This book was perhaps more forceful, devastating to politicians, demagogues and thieves (pardon the redundancy), the military who, hammer in hand, treat all problems as if they were nails. Then there are the priests who ignore those who have fallen hard times and use violence to impose their radical ideas. There are the intellectuals, almost always thinking for tyrants and against freedom; the unions, who are rancid bullies who crush workers and those who aspire to be such but do not dance to their tune. There are the lobbyist businessmen who would be nothing without their quacks in politics and official journals. There are the elephantine universities, addicted to their fatuous and criminogenic thinking, and finally, there is the State, the State of Discomfort: abusive, clumsy, corrupt and maniacal, the acid that corrodes Hispanic American societies.
I could talk about more and more books ("Dog World," "La Última Batalla de la Guerra Fría" ("The Last Battle of the Cold War") the strange yet delightful "De la Literatura Considerada Como una Forma de Urticaria" ("Of Literature Considered as a Form of Hives"), but I promised to be brief and concise, and I am about to break my word. So I will end here, but not before pointing out that, to top it all off, Carlos Alberto Montaner, a model and brilliant intellectual, is a good man in the best sense of the word.
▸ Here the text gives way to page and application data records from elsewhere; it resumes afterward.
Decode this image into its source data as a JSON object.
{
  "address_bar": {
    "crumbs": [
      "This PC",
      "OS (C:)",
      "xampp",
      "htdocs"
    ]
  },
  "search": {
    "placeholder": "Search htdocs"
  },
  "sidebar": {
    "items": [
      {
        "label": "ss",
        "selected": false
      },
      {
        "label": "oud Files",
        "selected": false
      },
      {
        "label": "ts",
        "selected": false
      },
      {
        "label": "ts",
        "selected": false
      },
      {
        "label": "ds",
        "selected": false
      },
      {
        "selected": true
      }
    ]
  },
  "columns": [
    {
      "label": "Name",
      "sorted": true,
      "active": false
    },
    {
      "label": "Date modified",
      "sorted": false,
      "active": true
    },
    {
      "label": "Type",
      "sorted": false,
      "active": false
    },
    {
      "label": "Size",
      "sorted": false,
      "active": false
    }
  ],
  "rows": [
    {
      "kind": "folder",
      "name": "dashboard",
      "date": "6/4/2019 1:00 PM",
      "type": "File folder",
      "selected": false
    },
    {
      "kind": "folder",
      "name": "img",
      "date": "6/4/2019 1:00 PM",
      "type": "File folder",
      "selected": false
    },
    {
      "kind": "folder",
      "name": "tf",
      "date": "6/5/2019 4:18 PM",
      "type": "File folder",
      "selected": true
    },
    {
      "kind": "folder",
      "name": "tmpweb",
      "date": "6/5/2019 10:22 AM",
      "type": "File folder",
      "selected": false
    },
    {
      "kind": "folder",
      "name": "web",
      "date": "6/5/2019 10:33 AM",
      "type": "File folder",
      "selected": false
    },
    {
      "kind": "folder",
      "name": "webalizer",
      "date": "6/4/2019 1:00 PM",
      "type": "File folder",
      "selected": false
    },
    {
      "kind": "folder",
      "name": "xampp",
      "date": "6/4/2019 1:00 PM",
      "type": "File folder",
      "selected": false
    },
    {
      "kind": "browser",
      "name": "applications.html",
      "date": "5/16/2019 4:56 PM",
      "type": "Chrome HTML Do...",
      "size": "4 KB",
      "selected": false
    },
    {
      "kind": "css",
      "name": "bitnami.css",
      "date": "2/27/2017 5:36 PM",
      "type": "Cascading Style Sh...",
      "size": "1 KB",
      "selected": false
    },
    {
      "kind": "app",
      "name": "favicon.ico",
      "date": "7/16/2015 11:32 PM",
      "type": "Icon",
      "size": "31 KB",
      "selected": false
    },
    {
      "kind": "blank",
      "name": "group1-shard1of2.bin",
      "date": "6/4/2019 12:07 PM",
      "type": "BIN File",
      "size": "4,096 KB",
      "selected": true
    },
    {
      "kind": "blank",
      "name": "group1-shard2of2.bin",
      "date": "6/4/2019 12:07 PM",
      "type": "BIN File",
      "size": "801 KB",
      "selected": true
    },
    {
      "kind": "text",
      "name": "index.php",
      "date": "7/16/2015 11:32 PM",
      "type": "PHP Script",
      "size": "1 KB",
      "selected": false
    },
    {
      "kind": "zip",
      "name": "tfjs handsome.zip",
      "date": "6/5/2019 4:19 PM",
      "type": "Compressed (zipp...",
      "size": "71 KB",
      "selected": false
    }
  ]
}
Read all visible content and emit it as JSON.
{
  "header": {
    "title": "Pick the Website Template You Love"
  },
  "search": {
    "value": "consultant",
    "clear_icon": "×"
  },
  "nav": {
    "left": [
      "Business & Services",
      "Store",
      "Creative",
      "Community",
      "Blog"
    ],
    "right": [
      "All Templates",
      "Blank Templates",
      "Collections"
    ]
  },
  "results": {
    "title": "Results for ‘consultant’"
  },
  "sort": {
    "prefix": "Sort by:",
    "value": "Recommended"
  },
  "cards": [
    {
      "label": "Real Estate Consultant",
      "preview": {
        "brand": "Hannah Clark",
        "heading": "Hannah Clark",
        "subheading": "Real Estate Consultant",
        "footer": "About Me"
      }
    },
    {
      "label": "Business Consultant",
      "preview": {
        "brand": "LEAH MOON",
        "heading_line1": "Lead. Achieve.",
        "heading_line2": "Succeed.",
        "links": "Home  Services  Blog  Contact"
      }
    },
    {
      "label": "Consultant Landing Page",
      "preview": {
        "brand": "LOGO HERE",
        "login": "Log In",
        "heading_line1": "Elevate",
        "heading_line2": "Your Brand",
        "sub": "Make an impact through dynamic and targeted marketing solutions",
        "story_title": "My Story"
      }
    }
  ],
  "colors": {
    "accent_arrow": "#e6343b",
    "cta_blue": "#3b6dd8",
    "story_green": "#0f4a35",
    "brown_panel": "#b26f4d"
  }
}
He knows, unlike Sartre, that horned viper with cataracts, that it is not hell but heaven that lies within others...
But you have to know how to reach it.